Jasmyn Wimbish, CBS Sports

PARIS -- As the 2024 Olympics approach, Nike unveiled an array of products Team USA as well as other countries will be wearing in the city that will take center stage of the sports world in July. The global event unveiled the uniforms that athletes across basketball, track and field, soccer and skateboarding will be decked out in as they all compete to win a gold medal in Paris.

Janett Nichol, vice president of apparel innovation at Nike, talked about how the 2024 Paris Olympics will serve as a "moment for apparel." Nike's Olympic uniforms were created in conjunction with the Nike Sports Research Lab in Beaverton, Ore.,  where they brought athletes in to go through testing and data collection so that the company could design uniforms that will perform at the highest level.

"On the apparel side, why it's a game-changer for us, is because we've now been able to take athlete insights, along with data and use that algorithm to create something that allows us to get to a level of specificity, fidelity and accuracy that we've never been able to do before," Nichol said.

Sha'Carri Richardson and Rai Benjamin.

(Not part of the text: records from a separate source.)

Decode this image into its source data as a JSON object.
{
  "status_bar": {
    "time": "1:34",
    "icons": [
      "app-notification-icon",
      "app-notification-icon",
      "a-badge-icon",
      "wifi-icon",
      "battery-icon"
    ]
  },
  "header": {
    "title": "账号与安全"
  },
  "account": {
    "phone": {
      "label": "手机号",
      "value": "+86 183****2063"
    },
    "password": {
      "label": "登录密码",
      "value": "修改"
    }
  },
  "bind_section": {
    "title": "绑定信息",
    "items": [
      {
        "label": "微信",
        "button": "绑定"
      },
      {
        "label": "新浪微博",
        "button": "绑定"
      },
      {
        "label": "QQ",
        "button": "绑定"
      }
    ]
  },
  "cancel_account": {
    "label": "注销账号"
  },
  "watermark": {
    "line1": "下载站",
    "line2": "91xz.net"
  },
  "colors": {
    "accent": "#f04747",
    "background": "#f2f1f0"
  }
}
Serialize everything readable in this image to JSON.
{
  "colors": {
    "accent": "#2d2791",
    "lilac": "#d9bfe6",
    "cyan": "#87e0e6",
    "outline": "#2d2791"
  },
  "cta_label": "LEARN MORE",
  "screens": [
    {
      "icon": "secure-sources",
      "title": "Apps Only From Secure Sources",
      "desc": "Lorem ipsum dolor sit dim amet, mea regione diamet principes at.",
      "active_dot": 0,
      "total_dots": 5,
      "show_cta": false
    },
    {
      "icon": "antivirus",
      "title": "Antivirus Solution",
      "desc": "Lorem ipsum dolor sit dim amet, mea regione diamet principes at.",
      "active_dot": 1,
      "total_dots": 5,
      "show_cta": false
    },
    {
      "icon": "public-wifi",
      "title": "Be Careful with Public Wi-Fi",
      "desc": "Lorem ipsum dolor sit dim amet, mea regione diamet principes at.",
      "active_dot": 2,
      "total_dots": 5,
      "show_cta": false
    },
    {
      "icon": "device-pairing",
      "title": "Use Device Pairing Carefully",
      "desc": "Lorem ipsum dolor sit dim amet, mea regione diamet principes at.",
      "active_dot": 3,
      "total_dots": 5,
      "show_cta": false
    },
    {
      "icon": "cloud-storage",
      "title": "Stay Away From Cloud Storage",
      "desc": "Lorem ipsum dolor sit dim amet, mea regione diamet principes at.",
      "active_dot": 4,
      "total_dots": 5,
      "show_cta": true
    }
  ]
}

NIKE

Nike used advanced body scanning and motion capturing to design the most precise uniforms that will fit both men's and women's athletes, as well as those competing in the Paralympics. The company also focused on creating uniforms that are unique to each sport and country. For track and field, Nike created specific kits only for athletes that make it to the final events, something the company has never done before. Those kits have a digitally captured design that represents a runner's body in motion, creating a swirl of color specific to each country's uniform. The athletes who have already seen the kits have already dubbed the design the "party print."

For basketball, the same method of precision and design applies to the uniforms, as Nike wanted to ensure enough breathability, ventilation and mobility. The design is a major departure from what the basketball teams wore at the 2020 Tokyo Olympics. Instead of a color-blocked look for Team USA, for instance, blue and red take center stage, while the side panels display a similar burst of color that the "party print" track uniforms have. A striped and dotted pattern overlays the entire uniform from jersey to shorts, creating a more unique design from what we've seen from Nike's Olympic basketball uniforms in the past.

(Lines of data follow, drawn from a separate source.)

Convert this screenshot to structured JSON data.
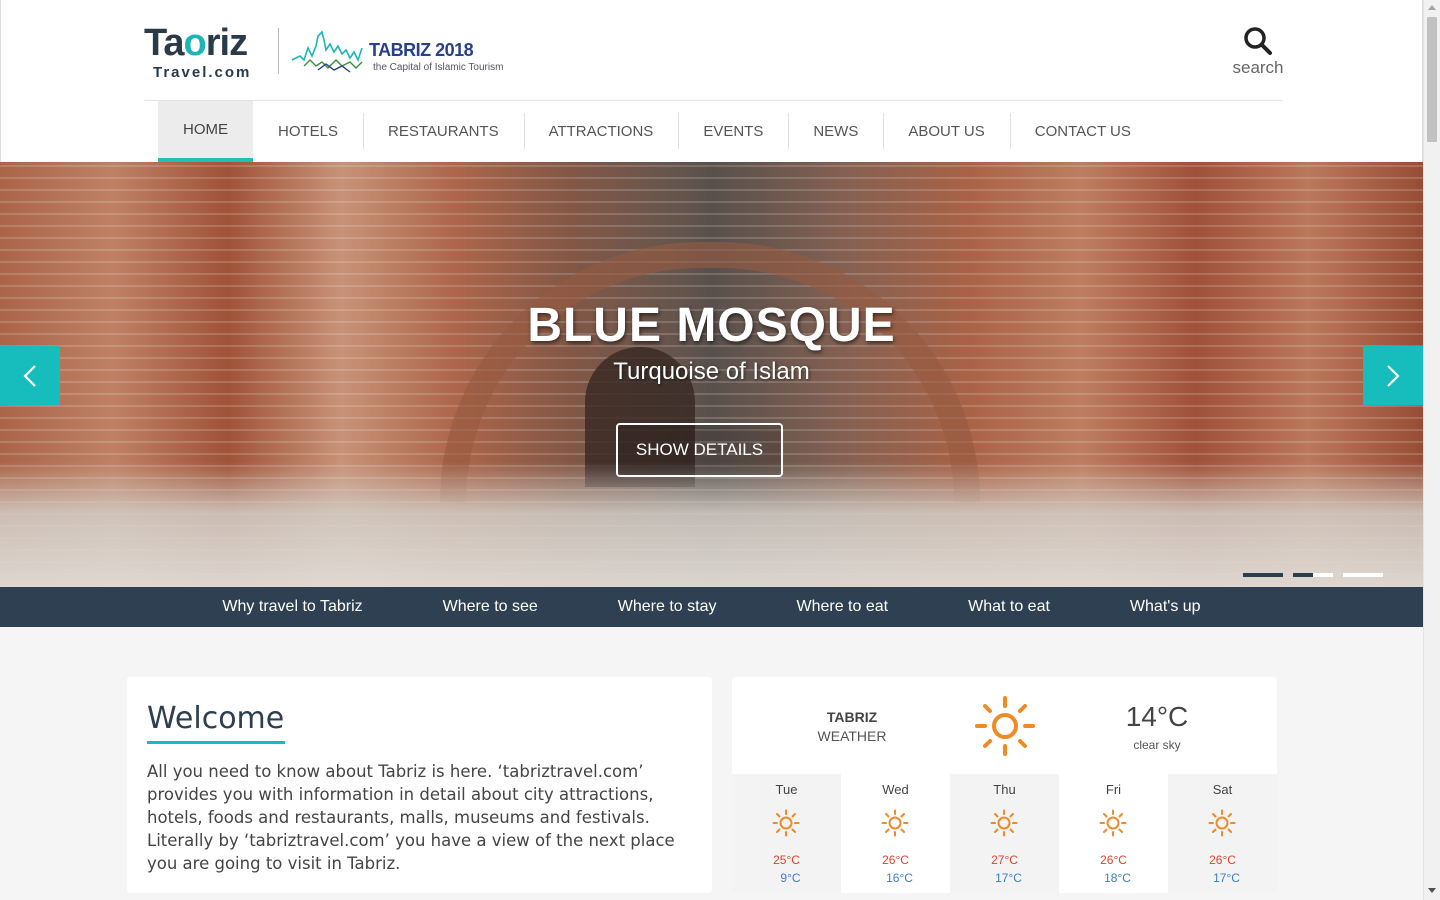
{
  "logo": {
    "brand_main_pre": "Ta",
    "brand_main_mid": "o",
    "brand_main_post": "riz",
    "brand_sub": "Travel.com"
  },
  "event_logo": {
    "title": "TABRIZ 2018",
    "subtitle": "the Capital of Islamic Tourism"
  },
  "search": {
    "label": "search",
    "icon": "search-icon"
  },
  "nav": {
    "items": [
      {
        "label": "HOME",
        "active": true
      },
      {
        "label": "HOTELS"
      },
      {
        "label": "RESTAURANTS"
      },
      {
        "label": "ATTRACTIONS"
      },
      {
        "label": "EVENTS"
      },
      {
        "label": "NEWS"
      },
      {
        "label": "ABOUT US"
      },
      {
        "label": "CONTACT US"
      }
    ]
  },
  "hero": {
    "title": "BLUE MOSQUE",
    "subtitle": "Turquoise of Islam",
    "button": "SHOW DETAILS",
    "prev_icon": "chevron-left-icon",
    "next_icon": "chevron-right-icon",
    "accent": "#17bcbc"
  },
  "subnav": {
    "items": [
      "Why travel to Tabriz",
      "Where to see",
      "Where to stay",
      "Where to eat",
      "What to eat",
      "What's up"
    ]
  },
  "welcome": {
    "title": "Welcome",
    "text": "All you need to know about Tabriz is here. ‘tabriztravel.com’ provides you with information in detail about city attractions, hotels, foods and restaurants, malls, museums and festivals. Literally by ‘tabriztravel.com’ you have a view of the next place you are going to visit in Tabriz."
  },
  "weather": {
    "city": "TABRIZ",
    "label": "WEATHER",
    "temp": "14°C",
    "condition": "clear sky",
    "icon": "sun-icon",
    "forecast": [
      {
        "day": "Tue",
        "high": "25°C",
        "low": "9°C"
      },
      {
        "day": "Wed",
        "high": "26°C",
        "low": "16°C"
      },
      {
        "day": "Thu",
        "high": "27°C",
        "low": "17°C"
      },
      {
        "day": "Fri",
        "high": "26°C",
        "low": "18°C"
      },
      {
        "day": "Sat",
        "high": "26°C",
        "low": "17°C"
      }
    ]
  },
  "colors": {
    "teal": "#17bcbc",
    "navy": "#2e4052",
    "sun": "#f08a24",
    "high": "#d9452c",
    "low": "#3b7fc4"
  }
}
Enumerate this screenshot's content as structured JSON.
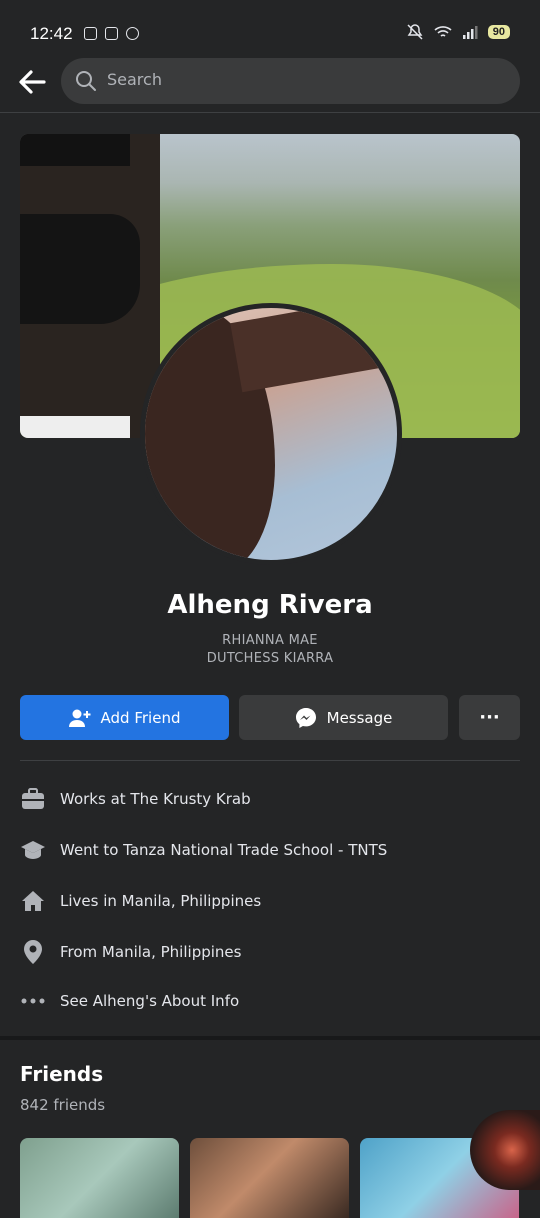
{
  "status_bar": {
    "time": "12:42",
    "battery": "90"
  },
  "search": {
    "placeholder": "Search"
  },
  "profile": {
    "name": "Alheng Rivera",
    "alt_name_1": "RHIANNA MAE",
    "alt_name_2": "DUTCHESS KIARRA"
  },
  "actions": {
    "add_friend": "Add Friend",
    "message": "Message",
    "more": "···"
  },
  "info": {
    "work": "Works at The Krusty Krab",
    "school": "Went to Tanza National Trade School - TNTS",
    "lives": "Lives in Manila, Philippines",
    "from": "From Manila, Philippines",
    "about": "See Alheng's About Info"
  },
  "friends": {
    "title": "Friends",
    "count": "842 friends"
  },
  "colors": {
    "primary": "#2374e1",
    "background": "#242526",
    "surface": "#3a3b3c"
  },
  "icons": [
    "back-arrow-icon",
    "search-icon",
    "add-person-icon",
    "messenger-icon",
    "more-icon",
    "briefcase-icon",
    "graduation-cap-icon",
    "home-icon",
    "location-pin-icon"
  ]
}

In addition to the unveiling of the Olympic kits, the company also celebrated the history of Air technology at the Nike Air Immersion space. The space was designed to show the initial creation of the cushioning system that was introduced in the 1978 Nike Tailwind shoe, and took you all the way to the future of one of the most well-known features to exist within the company.


While the cushioning system has existed within shoes across a variety of sports for years, Nike highlighted how it plans to use Air technology in new ways. For sprinters and middle-distance runners at the 2024 Olympic Games, they'll be wearing updated spikes that use Air Zoom units, which will give them more stability while also providing the cushion and boost synonymous with Nike Air. 

"For our sprinters and our track athletes, they need something that is stable and that they can control, but they want all that energy back on the track," Nike's global running footwear product manager Elliott Heath said. "This comes to life in a dual-chamber pod system that helps create stability as well as capture that force and return it to the athlete...that's what makes Air Zoom different than the other types of Air from Nike is that you're able to put high pressures and really shape that [Air] bag to design around it and deliver the performance that athletes need."


On the field, the same method of applying updated Zoom technology will apply when athletes like French national soccer team player Kylian Mbappe puts on the new Air Zoom Mercurial in July.

Through the new uniforms and footwear, Nike is leaning into the creative side of where sports design and innovation can go, while also building upon its own history. And when the 2024 Paris Olympic Games begin, there will be a slew of athletes decked out in this gear in hopes of winning gold for their country.